Standing in front of the Italian Army’s Caudron G.4, during The Great War is Aldo Finzi.
He was a non-practicing Jew, aviator, sportsman, and then politician. Later, he was companion in arms (or rather, flight) of the poet Gabriele D’Annunzio on the epic flight over Vienna in 1918, with 11 other airmen to drop several hundred thousand poetic, propaganda leaflets appealing to the citizens of Austria not to go to war.
After 1920, Finzi became a close collaborator of Il Duce, Benito Mussolini, and became a member of the first Mussolini cabinet, founder of the Regia Aeronautica as independent air force and was involved in the notorious “Matteotti affair”, involving political intrigue, government fraud and murder.
He was born on 20 April 1894 at Legnago, near Verona, and was the son of a wealthy Jewish fabric mill owner. He didn't observe any religion and in his early career was a sports journalist. Aldo Finzi attended Aviator’s World at Milan, became a balloonist, and took part in ballooning and motorcycle competitions. In the early part of WWI, Finzi transferred to the Italian Army’s air squadron, and in 1916 became a licensed airplane’s pilot.
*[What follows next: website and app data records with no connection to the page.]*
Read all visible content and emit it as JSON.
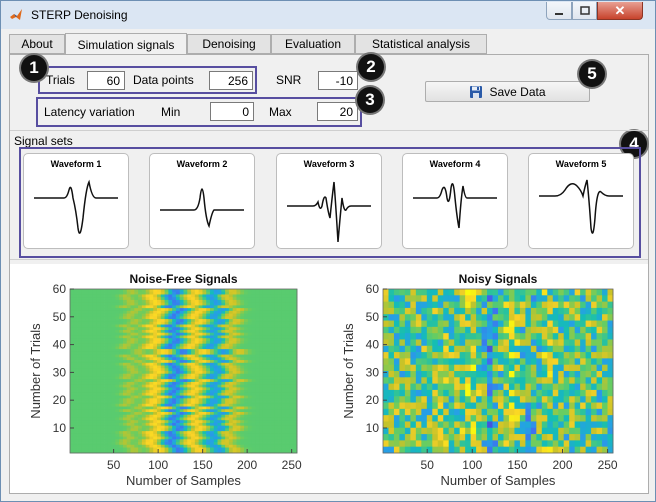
{
  "window": {
    "title": "STERP Denoising",
    "close_glyph": "✕"
  },
  "tabs": [
    {
      "label": "About"
    },
    {
      "label": "Simulation signals"
    },
    {
      "label": "Denoising"
    },
    {
      "label": "Evaluation"
    },
    {
      "label": "Statistical analysis"
    }
  ],
  "params": {
    "trials_label": "Trials",
    "trials_value": "60",
    "datapoints_label": "Data points",
    "datapoints_value": "256",
    "snr_label": "SNR",
    "snr_value": "-10",
    "latency_label": "Latency variation",
    "min_label": "Min",
    "min_value": "0",
    "max_label": "Max",
    "max_value": "20"
  },
  "save_button": {
    "label": "Save Data",
    "icon": "floppy-disk-icon"
  },
  "signal_sets": {
    "label": "Signal sets",
    "waveforms": [
      {
        "label": "Waveform 1"
      },
      {
        "label": "Waveform 2"
      },
      {
        "label": "Waveform 3"
      },
      {
        "label": "Waveform 4"
      },
      {
        "label": "Waveform 5"
      }
    ]
  },
  "badges": [
    "1",
    "2",
    "3",
    "4",
    "5"
  ],
  "colors": {
    "highlight": "#574ea0",
    "tab_active_bg": "#f0f0f0",
    "close_button": "#c7432c"
  },
  "chart_data": [
    {
      "type": "heatmap",
      "title": "Noise-Free Signals",
      "xlabel": "Number of Samples",
      "ylabel": "Number of Trials",
      "xlim": [
        1,
        256
      ],
      "ylim": [
        1,
        60
      ],
      "xticks": [
        50,
        100,
        150,
        200,
        250
      ],
      "yticks": [
        10,
        20,
        30,
        40,
        50,
        60
      ],
      "colormap": "parula"
    },
    {
      "type": "heatmap",
      "title": "Noisy Signals",
      "xlabel": "Number of Samples",
      "ylabel": "Number of Trials",
      "xlim": [
        1,
        256
      ],
      "ylim": [
        1,
        60
      ],
      "xticks": [
        50,
        100,
        150,
        200,
        250
      ],
      "yticks": [
        10,
        20,
        30,
        40,
        50,
        60
      ],
      "colormap": "parula"
    }
  ]
}
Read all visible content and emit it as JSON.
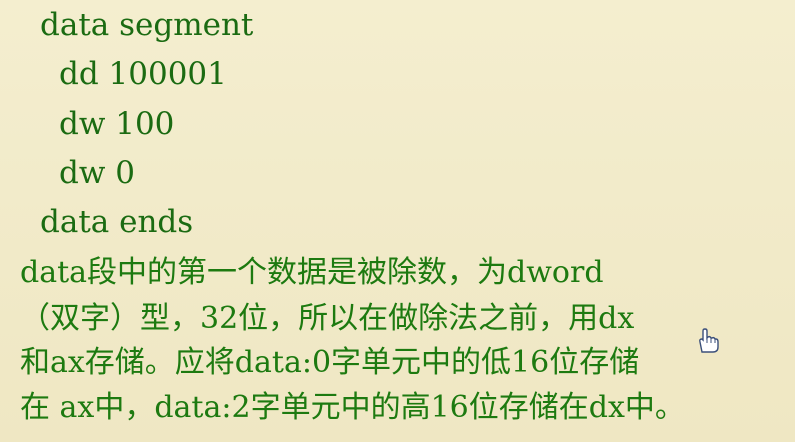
{
  "code": {
    "line1": "data segment",
    "line2": "dd 100001",
    "line3": "dw 100",
    "line4": "dw 0",
    "line5": "data ends"
  },
  "paragraph": {
    "line1": "data段中的第一个数据是被除数，为dword",
    "line2": "（双字）型，32位，所以在做除法之前，用dx",
    "line3": "和ax存储。应将data:0字单元中的低16位存储",
    "line4": "在 ax中，data:2字单元中的高16位存储在dx中。"
  },
  "colors": {
    "background": "#f2ebc9",
    "text": "#1b6b12"
  },
  "icons": {
    "cursor": "hand-pointer-icon"
  }
}
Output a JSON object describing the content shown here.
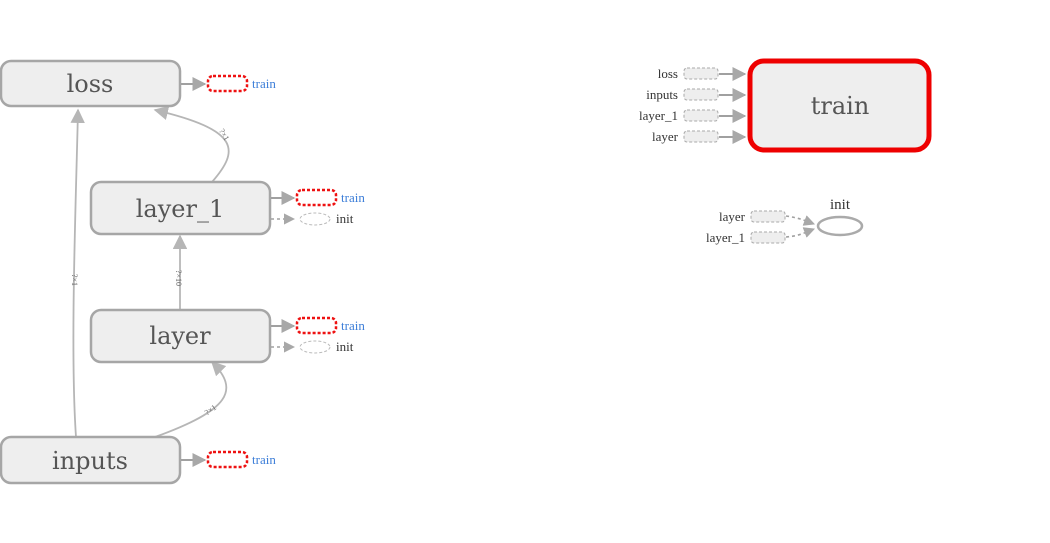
{
  "main_graph": {
    "nodes": {
      "loss": "loss",
      "layer_1": "layer_1",
      "layer": "layer",
      "inputs": "inputs"
    },
    "edge_labels": {
      "layer_1_to_loss": "?×1",
      "layer_to_layer_1": "?×10",
      "inputs_to_layer": "?×1",
      "inputs_to_loss": "?×1"
    },
    "aux_labels": {
      "train": "train",
      "init": "init"
    }
  },
  "train_group": {
    "title": "train",
    "inputs": [
      "loss",
      "inputs",
      "layer_1",
      "layer"
    ]
  },
  "init_group": {
    "title": "init",
    "inputs": [
      "layer",
      "layer_1"
    ]
  },
  "colors": {
    "node_fill": "#eeeeee",
    "node_stroke": "#a6a6a6",
    "selected_stroke": "#ee0000",
    "train_link": "#3b7dd8",
    "stub_red": "#ee1111"
  }
}
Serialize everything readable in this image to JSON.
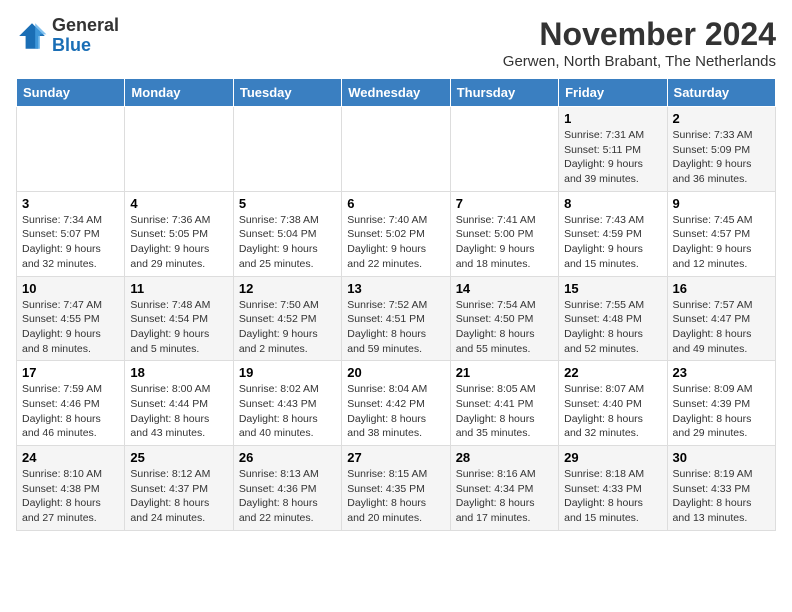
{
  "header": {
    "logo_general": "General",
    "logo_blue": "Blue",
    "month_year": "November 2024",
    "location": "Gerwen, North Brabant, The Netherlands"
  },
  "weekdays": [
    "Sunday",
    "Monday",
    "Tuesday",
    "Wednesday",
    "Thursday",
    "Friday",
    "Saturday"
  ],
  "weeks": [
    [
      {
        "day": "",
        "info": ""
      },
      {
        "day": "",
        "info": ""
      },
      {
        "day": "",
        "info": ""
      },
      {
        "day": "",
        "info": ""
      },
      {
        "day": "",
        "info": ""
      },
      {
        "day": "1",
        "info": "Sunrise: 7:31 AM\nSunset: 5:11 PM\nDaylight: 9 hours and 39 minutes."
      },
      {
        "day": "2",
        "info": "Sunrise: 7:33 AM\nSunset: 5:09 PM\nDaylight: 9 hours and 36 minutes."
      }
    ],
    [
      {
        "day": "3",
        "info": "Sunrise: 7:34 AM\nSunset: 5:07 PM\nDaylight: 9 hours and 32 minutes."
      },
      {
        "day": "4",
        "info": "Sunrise: 7:36 AM\nSunset: 5:05 PM\nDaylight: 9 hours and 29 minutes."
      },
      {
        "day": "5",
        "info": "Sunrise: 7:38 AM\nSunset: 5:04 PM\nDaylight: 9 hours and 25 minutes."
      },
      {
        "day": "6",
        "info": "Sunrise: 7:40 AM\nSunset: 5:02 PM\nDaylight: 9 hours and 22 minutes."
      },
      {
        "day": "7",
        "info": "Sunrise: 7:41 AM\nSunset: 5:00 PM\nDaylight: 9 hours and 18 minutes."
      },
      {
        "day": "8",
        "info": "Sunrise: 7:43 AM\nSunset: 4:59 PM\nDaylight: 9 hours and 15 minutes."
      },
      {
        "day": "9",
        "info": "Sunrise: 7:45 AM\nSunset: 4:57 PM\nDaylight: 9 hours and 12 minutes."
      }
    ],
    [
      {
        "day": "10",
        "info": "Sunrise: 7:47 AM\nSunset: 4:55 PM\nDaylight: 9 hours and 8 minutes."
      },
      {
        "day": "11",
        "info": "Sunrise: 7:48 AM\nSunset: 4:54 PM\nDaylight: 9 hours and 5 minutes."
      },
      {
        "day": "12",
        "info": "Sunrise: 7:50 AM\nSunset: 4:52 PM\nDaylight: 9 hours and 2 minutes."
      },
      {
        "day": "13",
        "info": "Sunrise: 7:52 AM\nSunset: 4:51 PM\nDaylight: 8 hours and 59 minutes."
      },
      {
        "day": "14",
        "info": "Sunrise: 7:54 AM\nSunset: 4:50 PM\nDaylight: 8 hours and 55 minutes."
      },
      {
        "day": "15",
        "info": "Sunrise: 7:55 AM\nSunset: 4:48 PM\nDaylight: 8 hours and 52 minutes."
      },
      {
        "day": "16",
        "info": "Sunrise: 7:57 AM\nSunset: 4:47 PM\nDaylight: 8 hours and 49 minutes."
      }
    ],
    [
      {
        "day": "17",
        "info": "Sunrise: 7:59 AM\nSunset: 4:46 PM\nDaylight: 8 hours and 46 minutes."
      },
      {
        "day": "18",
        "info": "Sunrise: 8:00 AM\nSunset: 4:44 PM\nDaylight: 8 hours and 43 minutes."
      },
      {
        "day": "19",
        "info": "Sunrise: 8:02 AM\nSunset: 4:43 PM\nDaylight: 8 hours and 40 minutes."
      },
      {
        "day": "20",
        "info": "Sunrise: 8:04 AM\nSunset: 4:42 PM\nDaylight: 8 hours and 38 minutes."
      },
      {
        "day": "21",
        "info": "Sunrise: 8:05 AM\nSunset: 4:41 PM\nDaylight: 8 hours and 35 minutes."
      },
      {
        "day": "22",
        "info": "Sunrise: 8:07 AM\nSunset: 4:40 PM\nDaylight: 8 hours and 32 minutes."
      },
      {
        "day": "23",
        "info": "Sunrise: 8:09 AM\nSunset: 4:39 PM\nDaylight: 8 hours and 29 minutes."
      }
    ],
    [
      {
        "day": "24",
        "info": "Sunrise: 8:10 AM\nSunset: 4:38 PM\nDaylight: 8 hours and 27 minutes."
      },
      {
        "day": "25",
        "info": "Sunrise: 8:12 AM\nSunset: 4:37 PM\nDaylight: 8 hours and 24 minutes."
      },
      {
        "day": "26",
        "info": "Sunrise: 8:13 AM\nSunset: 4:36 PM\nDaylight: 8 hours and 22 minutes."
      },
      {
        "day": "27",
        "info": "Sunrise: 8:15 AM\nSunset: 4:35 PM\nDaylight: 8 hours and 20 minutes."
      },
      {
        "day": "28",
        "info": "Sunrise: 8:16 AM\nSunset: 4:34 PM\nDaylight: 8 hours and 17 minutes."
      },
      {
        "day": "29",
        "info": "Sunrise: 8:18 AM\nSunset: 4:33 PM\nDaylight: 8 hours and 15 minutes."
      },
      {
        "day": "30",
        "info": "Sunrise: 8:19 AM\nSunset: 4:33 PM\nDaylight: 8 hours and 13 minutes."
      }
    ]
  ]
}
He was awarded two silver medals for distinctive service.
After dismissal from the Army, he entered politics and was elected in 1921 was elected to a seat in the Kingdom’s Parliament, which was Fascist. He worked with Mussolini and became Deputy Secretary of the Interior. Aeronautics being his primary interest, in 1923 Mussolini appointed him as Deputy Commissioner for Aeronautics (under Commissioner Mussolini). Finzi then created Regia Aeronautica (Royal Air Force) as independent armed force, in addition to both the Aeronautic Academy and the Aeronautical Corps of Engineers.
Aldo Finzi's End...
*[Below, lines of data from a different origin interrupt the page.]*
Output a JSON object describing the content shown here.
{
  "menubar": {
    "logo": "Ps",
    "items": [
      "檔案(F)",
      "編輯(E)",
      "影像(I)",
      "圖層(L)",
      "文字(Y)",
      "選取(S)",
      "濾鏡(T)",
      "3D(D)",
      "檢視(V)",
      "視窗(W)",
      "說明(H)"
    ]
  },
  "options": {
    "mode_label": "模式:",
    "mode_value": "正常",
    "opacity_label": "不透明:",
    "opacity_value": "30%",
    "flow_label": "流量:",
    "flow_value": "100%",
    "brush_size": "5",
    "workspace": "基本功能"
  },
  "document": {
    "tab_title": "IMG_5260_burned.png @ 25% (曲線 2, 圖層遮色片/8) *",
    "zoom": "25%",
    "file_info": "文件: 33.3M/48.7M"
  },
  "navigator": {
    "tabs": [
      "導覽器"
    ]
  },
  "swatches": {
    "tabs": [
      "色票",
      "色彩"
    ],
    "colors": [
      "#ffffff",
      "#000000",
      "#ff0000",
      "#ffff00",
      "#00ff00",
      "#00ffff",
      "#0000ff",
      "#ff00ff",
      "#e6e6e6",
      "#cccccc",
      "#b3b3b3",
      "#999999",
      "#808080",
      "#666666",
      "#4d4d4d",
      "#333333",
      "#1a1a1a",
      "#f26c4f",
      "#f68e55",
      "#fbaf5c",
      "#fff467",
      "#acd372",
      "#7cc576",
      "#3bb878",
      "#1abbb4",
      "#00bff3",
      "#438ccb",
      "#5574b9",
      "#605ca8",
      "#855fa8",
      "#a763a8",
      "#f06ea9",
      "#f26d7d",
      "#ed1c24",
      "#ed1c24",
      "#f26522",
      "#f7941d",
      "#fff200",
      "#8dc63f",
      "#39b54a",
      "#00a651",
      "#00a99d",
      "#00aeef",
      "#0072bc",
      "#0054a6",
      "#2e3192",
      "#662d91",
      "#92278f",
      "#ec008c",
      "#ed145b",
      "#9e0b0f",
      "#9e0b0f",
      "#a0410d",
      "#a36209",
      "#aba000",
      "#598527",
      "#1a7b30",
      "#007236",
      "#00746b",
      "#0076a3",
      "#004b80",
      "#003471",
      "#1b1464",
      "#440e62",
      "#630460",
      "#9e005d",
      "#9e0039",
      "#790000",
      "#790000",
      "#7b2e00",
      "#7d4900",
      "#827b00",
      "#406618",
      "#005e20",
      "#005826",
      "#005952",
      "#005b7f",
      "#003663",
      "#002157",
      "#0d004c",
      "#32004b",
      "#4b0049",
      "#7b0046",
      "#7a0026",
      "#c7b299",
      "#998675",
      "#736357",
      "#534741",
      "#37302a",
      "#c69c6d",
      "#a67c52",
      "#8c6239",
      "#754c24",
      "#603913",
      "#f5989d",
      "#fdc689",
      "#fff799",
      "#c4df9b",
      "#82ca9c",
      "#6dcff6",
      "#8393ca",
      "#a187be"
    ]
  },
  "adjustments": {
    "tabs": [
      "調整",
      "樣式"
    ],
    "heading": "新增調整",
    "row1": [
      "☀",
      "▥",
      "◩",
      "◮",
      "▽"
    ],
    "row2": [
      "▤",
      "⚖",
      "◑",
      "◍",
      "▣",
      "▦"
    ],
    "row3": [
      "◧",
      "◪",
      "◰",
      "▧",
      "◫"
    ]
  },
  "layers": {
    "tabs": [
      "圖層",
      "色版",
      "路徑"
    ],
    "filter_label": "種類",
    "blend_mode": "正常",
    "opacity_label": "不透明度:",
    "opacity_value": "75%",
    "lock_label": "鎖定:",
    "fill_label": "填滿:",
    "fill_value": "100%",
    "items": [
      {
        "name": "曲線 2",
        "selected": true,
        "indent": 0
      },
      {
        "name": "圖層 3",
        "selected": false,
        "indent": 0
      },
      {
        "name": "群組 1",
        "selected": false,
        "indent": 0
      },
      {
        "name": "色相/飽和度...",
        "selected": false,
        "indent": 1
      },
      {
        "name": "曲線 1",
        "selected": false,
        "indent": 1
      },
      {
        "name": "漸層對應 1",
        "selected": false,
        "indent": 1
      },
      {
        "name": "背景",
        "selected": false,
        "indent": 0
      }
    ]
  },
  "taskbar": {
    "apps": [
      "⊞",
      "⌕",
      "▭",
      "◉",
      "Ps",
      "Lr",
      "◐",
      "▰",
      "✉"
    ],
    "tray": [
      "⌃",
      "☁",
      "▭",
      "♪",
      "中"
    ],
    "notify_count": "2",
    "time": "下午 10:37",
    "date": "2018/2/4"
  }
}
Finzi’s demise came when, still as Deputy Secretary of the Interior, was involved (whether true or not) in the “Matteotti affair”, when Socialist leader Giacomo Matteotti was abducted and killed by a Fascist squad on 10 June 1924. Most think these were trumped up charges because it was becoming clear that Finzi was turning against the Socialist/Fascist movement. Mussolini made him resign within the month.
He retired to a life in agriculture, growing tobacco, but was still active in the aviation world and retained his pilot’s license. When the Italian government enacted its racial laws in 1938, Finzi officially declared to be a Catholic. (Finzi is a very old, classic Jewish family name.) This all happened as Finzi was trying to distance himself from Fascism and Mussolini. It all caught up to him when, in 1941, he was arrested and imprisoned on an island fortress, while being thrown out of the National Fascist Party. In 1943, Finzi took steps to return home and back into the Roman Jewish community as a partisan.
In February, 1944 Aldo Finzi was arrested by the SS at his home at Palestrina and transferred to a prison in Rome. In retaliation for a bomb attack which claimed the lives of 33 members of the German Polizeiregiment Bozen on March 23, Finzi was executed on the next day... March 24, 1944.
Today Aldo Finzi rests at the Fosse Ardeatine Memorial Cemetery together the other 334 martyrs.